### Supplied records
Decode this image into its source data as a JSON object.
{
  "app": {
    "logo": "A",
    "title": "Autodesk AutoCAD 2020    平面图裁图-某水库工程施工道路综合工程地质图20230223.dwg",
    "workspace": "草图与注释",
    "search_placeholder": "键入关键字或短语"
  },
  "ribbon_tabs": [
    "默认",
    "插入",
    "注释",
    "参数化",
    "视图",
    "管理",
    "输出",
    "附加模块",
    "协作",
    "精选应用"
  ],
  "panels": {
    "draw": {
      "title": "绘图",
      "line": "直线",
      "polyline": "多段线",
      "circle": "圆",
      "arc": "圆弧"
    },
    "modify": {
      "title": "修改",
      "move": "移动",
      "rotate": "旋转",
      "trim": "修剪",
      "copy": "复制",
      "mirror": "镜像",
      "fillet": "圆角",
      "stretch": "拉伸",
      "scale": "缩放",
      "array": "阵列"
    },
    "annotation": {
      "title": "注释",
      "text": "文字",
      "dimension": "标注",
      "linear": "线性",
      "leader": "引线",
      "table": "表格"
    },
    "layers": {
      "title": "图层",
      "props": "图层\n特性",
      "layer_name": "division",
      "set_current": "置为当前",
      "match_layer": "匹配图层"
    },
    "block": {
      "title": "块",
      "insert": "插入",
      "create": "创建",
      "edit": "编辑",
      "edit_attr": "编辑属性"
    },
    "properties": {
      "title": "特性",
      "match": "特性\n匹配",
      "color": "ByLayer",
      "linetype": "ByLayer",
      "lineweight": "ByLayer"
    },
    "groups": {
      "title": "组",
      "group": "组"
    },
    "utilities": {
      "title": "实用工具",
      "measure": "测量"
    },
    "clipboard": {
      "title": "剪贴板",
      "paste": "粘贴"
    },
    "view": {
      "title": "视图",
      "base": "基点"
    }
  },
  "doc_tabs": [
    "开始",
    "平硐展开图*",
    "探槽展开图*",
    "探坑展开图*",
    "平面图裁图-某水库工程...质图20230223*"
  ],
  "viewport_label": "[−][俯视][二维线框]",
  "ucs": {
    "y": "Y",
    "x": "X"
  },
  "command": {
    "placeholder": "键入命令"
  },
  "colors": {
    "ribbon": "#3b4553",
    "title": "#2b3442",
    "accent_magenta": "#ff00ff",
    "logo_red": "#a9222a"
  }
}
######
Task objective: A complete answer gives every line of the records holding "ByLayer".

Solved exercise:
      "color": "ByLayer",
      "linetype": "ByLayer",
      "lineweight": "ByLayer"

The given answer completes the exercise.